Every line below from the one containing "Output a JSON" to the final line must be reproduced exactly, and no other line may appear in the answer.
BEGIN
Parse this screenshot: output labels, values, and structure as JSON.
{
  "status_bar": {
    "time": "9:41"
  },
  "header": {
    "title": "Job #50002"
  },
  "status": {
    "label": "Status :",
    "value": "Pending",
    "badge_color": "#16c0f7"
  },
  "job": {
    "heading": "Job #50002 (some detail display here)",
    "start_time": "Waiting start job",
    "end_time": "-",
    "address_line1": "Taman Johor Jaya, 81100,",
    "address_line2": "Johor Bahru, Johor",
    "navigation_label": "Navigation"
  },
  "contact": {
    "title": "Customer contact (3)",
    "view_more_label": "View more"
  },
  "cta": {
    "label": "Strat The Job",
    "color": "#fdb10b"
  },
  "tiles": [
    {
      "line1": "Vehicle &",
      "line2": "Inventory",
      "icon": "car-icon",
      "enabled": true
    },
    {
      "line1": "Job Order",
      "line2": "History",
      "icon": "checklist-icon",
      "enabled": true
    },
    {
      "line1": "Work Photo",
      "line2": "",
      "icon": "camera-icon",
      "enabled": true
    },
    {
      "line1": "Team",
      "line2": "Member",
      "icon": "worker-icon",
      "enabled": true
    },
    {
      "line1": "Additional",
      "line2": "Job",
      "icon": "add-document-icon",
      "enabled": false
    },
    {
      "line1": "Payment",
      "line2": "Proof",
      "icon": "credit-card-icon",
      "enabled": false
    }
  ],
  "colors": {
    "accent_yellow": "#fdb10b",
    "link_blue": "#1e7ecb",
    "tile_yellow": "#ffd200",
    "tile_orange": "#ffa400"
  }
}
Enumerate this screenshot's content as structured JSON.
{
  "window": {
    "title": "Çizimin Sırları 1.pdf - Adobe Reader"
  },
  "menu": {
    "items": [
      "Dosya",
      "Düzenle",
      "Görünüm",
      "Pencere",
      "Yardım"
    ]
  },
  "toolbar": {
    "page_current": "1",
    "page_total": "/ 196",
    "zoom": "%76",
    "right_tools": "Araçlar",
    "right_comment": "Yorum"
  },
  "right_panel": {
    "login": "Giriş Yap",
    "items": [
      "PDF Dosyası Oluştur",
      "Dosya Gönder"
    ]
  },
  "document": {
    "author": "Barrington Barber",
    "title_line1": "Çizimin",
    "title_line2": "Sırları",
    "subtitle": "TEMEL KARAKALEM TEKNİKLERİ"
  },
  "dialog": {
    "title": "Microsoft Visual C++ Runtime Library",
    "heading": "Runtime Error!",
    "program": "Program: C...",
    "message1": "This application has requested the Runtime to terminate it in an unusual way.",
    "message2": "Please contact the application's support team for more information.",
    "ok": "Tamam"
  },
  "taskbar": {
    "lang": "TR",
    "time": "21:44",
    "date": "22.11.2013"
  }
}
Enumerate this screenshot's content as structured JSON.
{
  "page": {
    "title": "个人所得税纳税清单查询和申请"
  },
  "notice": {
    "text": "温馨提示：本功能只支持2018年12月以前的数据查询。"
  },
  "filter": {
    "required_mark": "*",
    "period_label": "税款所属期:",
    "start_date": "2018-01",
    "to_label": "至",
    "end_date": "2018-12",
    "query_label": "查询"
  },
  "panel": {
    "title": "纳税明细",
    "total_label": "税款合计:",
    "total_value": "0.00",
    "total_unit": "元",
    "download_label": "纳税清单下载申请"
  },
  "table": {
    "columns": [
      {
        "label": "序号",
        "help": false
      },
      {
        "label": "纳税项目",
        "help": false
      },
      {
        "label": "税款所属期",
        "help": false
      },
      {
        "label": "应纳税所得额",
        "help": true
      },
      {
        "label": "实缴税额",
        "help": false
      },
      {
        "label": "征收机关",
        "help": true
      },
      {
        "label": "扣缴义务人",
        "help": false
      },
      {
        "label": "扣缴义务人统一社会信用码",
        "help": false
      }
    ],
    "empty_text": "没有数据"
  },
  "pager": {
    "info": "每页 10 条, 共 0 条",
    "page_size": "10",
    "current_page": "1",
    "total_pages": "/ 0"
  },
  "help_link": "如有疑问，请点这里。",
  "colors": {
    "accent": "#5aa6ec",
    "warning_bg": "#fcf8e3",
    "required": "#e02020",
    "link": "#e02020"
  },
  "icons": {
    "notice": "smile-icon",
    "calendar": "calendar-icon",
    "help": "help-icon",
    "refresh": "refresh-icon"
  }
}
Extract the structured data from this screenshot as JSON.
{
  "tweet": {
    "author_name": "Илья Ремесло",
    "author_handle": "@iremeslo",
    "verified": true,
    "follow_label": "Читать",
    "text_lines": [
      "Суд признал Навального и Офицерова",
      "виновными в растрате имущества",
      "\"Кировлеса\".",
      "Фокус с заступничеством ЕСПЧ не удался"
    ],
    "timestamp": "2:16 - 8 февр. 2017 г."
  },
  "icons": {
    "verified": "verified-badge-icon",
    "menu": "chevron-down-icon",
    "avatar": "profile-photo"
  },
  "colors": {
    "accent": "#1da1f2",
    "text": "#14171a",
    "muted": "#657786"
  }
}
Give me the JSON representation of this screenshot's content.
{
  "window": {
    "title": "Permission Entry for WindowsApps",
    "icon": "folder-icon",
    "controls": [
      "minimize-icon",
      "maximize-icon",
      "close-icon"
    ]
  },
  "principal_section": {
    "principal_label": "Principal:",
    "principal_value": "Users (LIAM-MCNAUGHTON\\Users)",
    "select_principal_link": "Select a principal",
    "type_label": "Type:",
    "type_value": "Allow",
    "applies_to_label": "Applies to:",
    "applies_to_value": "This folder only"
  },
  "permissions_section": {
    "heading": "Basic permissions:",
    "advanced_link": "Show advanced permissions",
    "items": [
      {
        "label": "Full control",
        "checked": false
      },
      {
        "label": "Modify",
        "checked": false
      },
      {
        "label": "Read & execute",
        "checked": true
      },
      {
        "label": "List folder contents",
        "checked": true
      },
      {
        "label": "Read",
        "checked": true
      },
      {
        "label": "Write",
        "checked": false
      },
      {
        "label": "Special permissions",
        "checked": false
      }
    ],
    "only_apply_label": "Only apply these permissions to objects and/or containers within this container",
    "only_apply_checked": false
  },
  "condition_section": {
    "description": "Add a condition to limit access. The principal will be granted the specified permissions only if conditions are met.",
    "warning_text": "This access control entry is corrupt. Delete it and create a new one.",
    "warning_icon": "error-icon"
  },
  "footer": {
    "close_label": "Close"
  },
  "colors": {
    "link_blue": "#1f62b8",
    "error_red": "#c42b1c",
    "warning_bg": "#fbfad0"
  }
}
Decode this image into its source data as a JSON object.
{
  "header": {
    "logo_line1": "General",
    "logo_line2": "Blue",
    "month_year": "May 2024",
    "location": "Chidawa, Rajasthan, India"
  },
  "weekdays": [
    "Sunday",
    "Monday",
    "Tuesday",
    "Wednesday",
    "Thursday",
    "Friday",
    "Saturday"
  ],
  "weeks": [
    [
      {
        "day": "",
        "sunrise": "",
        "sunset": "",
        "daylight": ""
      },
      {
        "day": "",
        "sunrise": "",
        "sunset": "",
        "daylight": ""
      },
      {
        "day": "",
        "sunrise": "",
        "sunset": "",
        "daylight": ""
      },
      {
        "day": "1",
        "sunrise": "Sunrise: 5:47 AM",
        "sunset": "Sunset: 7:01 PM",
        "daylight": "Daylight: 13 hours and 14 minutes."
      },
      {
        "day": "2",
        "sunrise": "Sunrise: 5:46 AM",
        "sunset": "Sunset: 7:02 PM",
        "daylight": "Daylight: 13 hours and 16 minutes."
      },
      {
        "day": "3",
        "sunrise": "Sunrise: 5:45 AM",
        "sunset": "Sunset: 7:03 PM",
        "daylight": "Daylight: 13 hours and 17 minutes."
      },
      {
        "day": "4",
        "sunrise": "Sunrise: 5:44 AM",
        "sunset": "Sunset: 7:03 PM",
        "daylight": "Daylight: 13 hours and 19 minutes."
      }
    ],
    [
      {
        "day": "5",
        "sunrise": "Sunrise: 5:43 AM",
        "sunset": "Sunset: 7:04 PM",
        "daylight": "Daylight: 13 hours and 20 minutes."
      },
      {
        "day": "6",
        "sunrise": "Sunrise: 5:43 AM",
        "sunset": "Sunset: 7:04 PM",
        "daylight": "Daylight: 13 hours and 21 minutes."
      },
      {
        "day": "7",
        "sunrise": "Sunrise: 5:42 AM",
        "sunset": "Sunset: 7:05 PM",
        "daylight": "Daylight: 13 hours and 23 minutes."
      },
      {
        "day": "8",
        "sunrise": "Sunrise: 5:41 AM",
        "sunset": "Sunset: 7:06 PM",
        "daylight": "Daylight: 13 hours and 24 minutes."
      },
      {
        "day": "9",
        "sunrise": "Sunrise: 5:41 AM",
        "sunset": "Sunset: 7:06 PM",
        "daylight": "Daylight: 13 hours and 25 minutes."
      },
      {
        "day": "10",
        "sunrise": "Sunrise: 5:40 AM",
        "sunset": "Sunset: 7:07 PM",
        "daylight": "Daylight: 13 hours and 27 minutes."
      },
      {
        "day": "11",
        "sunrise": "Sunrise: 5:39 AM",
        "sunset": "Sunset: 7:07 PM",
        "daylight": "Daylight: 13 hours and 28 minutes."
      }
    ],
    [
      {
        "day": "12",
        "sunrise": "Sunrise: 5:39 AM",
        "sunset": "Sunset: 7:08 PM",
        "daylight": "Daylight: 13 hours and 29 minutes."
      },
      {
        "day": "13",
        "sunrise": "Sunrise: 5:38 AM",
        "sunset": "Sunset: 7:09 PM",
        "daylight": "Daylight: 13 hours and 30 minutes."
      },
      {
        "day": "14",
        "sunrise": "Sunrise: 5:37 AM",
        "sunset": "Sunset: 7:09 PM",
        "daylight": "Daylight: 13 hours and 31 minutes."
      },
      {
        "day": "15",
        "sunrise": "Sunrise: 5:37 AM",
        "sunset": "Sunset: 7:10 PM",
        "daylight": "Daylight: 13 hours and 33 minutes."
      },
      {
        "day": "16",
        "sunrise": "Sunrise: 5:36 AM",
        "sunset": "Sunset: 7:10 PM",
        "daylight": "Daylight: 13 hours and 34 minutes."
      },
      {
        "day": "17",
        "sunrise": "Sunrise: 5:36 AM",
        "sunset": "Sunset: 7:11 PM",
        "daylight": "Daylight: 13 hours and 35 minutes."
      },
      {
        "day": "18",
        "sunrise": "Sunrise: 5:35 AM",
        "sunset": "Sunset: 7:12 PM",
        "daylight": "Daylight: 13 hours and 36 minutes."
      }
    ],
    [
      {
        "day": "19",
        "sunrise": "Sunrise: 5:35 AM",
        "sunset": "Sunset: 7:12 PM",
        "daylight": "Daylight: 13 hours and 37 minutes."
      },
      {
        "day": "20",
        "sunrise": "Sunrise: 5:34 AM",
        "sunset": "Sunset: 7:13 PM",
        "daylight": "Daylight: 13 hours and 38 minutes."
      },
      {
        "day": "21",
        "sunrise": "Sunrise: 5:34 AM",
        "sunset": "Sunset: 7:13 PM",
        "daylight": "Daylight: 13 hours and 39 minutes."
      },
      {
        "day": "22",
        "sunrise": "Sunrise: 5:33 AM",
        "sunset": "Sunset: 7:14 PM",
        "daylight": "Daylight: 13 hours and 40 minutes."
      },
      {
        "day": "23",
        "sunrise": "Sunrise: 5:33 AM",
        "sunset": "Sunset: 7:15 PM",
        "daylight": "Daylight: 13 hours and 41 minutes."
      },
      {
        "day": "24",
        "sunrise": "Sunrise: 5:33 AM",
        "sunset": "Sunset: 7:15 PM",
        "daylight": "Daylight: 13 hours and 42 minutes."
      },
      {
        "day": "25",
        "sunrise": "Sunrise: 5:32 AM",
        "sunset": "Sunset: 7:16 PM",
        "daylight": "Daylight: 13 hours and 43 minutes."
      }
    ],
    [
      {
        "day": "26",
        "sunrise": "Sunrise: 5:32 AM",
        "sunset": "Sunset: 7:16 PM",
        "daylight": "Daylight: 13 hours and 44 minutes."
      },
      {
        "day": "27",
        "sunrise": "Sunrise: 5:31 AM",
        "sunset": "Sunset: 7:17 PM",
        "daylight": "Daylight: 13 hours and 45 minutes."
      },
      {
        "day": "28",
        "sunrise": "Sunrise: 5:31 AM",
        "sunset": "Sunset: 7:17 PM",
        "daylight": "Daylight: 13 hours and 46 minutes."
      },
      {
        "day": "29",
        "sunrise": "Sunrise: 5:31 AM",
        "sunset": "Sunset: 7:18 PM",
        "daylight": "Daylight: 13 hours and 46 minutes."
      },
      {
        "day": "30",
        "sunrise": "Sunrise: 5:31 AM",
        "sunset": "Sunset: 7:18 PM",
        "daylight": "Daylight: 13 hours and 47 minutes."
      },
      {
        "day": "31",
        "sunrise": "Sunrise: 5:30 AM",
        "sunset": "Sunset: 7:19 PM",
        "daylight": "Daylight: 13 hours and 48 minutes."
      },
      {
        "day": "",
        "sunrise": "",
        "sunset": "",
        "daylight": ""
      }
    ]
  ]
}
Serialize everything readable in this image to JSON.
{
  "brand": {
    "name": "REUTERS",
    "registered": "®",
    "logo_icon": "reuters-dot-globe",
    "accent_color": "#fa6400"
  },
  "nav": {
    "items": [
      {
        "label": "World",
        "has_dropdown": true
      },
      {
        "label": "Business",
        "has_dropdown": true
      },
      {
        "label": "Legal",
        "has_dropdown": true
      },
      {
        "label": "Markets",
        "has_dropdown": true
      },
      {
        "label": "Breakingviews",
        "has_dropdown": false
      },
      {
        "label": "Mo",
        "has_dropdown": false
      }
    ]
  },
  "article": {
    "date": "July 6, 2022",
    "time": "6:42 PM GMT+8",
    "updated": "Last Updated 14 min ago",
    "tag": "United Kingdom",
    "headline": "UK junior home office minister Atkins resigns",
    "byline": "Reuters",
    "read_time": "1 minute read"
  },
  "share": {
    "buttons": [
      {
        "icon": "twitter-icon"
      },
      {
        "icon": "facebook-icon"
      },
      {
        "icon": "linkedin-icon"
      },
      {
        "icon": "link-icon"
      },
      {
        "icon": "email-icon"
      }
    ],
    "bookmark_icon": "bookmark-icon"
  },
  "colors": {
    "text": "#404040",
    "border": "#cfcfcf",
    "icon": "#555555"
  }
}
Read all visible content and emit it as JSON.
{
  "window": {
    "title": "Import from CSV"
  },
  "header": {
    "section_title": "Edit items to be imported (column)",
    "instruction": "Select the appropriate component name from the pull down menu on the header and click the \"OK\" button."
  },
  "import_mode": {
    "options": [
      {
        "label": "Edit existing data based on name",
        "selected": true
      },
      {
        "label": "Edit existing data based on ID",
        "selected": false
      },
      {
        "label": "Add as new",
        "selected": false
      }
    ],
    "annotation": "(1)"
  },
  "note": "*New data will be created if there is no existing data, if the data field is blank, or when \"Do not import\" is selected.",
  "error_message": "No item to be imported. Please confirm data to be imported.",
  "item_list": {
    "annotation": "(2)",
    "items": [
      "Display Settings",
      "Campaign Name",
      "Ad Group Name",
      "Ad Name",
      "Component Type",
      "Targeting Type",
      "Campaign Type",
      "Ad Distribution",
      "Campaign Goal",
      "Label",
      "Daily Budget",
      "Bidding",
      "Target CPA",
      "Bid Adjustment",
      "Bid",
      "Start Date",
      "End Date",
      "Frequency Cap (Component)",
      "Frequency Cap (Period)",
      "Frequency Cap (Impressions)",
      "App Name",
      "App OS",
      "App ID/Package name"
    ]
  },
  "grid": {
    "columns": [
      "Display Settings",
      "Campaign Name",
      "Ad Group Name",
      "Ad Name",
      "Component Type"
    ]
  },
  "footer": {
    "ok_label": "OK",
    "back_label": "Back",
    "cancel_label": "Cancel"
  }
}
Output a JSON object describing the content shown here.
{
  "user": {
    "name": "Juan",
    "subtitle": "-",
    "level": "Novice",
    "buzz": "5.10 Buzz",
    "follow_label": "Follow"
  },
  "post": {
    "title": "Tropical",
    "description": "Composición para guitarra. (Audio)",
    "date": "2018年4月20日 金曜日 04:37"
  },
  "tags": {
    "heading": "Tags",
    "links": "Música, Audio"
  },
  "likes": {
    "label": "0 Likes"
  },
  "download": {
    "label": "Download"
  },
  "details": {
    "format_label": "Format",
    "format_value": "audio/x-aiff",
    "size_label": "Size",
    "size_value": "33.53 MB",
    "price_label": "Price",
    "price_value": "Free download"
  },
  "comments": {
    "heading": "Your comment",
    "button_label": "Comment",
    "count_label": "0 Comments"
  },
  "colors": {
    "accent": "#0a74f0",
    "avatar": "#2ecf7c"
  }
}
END
▶ **Solution to the problem**:
Output a JSON object describing the content shown here.
{
  "user": {
    "name": "Juan",
    "subtitle": "-",
    "level": "Novice",
    "buzz": "5.10 Buzz",
    "follow_label": "Follow"
  },
  "post": {
    "title": "Tropical",
    "description": "Composición para guitarra. (Audio)",
    "date": "2018年4月20日 金曜日 04:37"
  },
  "tags": {
    "heading": "Tags",
    "links": "Música, Audio"
  },
  "likes": {
    "label": "0 Likes"
  },
  "download": {
    "label": "Download"
  },
  "details": {
    "format_label": "Format",
    "format_value": "audio/x-aiff",
    "size_label": "Size",
    "size_value": "33.53 MB",
    "price_label": "Price",
    "price_value": "Free download"
  },
  "comments": {
    "heading": "Your comment",
    "button_label": "Comment",
    "count_label": "0 Comments"
  },
  "colors": {
    "accent": "#0a74f0",
    "avatar": "#2ecf7c"
  }
}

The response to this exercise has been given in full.